Magnetic resonance imaging (MRI) using the short inversion imaging recovery (STIR) technique displays high signal intensity in the affected nerve segment at the site of compression, probably due to edema in myelin sheath and perineurium. Magnetic resonance neurography is evolving as an important tool in sorting out various painful limb syndromes involving forearm and shoulder. This technique has been incorporated by some groups into treatment of patients with routine entrapment syndromes (eg, carpal and cubital tunnel syndrome). MRI and other imaging modalities are used with atypical presentations of common disorders or with recurrent symptoms after previous operation, as well as with suspected rare entrapment. For example, MRI is especially helpful in identifying a mass lesion in patients with a lesion compressing the suprascapular nerve, the ulnar nerve at the wrist, or the posterior interosseous nerve (PIN).

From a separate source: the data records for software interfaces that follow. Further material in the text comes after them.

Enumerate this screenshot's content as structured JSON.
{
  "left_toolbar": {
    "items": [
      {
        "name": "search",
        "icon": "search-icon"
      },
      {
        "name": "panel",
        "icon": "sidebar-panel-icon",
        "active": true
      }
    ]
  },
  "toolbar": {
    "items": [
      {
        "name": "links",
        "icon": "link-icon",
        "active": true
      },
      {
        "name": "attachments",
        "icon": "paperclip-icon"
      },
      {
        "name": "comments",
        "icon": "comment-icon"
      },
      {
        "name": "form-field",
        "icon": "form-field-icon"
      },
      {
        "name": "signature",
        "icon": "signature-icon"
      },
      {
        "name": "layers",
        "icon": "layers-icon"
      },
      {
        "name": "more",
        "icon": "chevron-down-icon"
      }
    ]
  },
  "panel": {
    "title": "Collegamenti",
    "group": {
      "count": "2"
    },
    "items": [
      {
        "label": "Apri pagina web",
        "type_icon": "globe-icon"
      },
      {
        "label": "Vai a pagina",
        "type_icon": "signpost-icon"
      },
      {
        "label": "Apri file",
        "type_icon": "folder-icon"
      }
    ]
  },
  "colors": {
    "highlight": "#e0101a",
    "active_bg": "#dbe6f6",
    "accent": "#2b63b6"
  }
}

Diagnostic Procedures

The diagnosis of most entrapment neuropathies can usually be established on clinical grounds alone. For typical cases of carpal tunnel and ulnar cubital syndromes, electrodiagnostic tests (nerve conduction study and electromyography) are not always necessary. Still, they provide useful information: confirming the clinical diagnosis and localization, grading the lesion, identifying an underlying or superimposed peripheral neuropathy, and distinguishing other entities. Additionally, a baseline electrodiagnostic study may allow comparison with a postoperative study in patients with persistent symptoms.

In more unusual entrapment neuropathies such as those involving the suprascapular nerve, the ulnar nerve at the wrist, or the posterior interosseous nerve (PIN), electrodiagnostic tests may be invaluable. For PIN syndrome, electrodiagnostic studies combined with neuromuscular ultrasound can guide accurate electrode localization and can provide diagnostic information about lesion location. [27, 28]

Local nerve block with a local anesthetic agent is useful in confirming the diagnosis of certain entrapments such as meralgia paresthetica.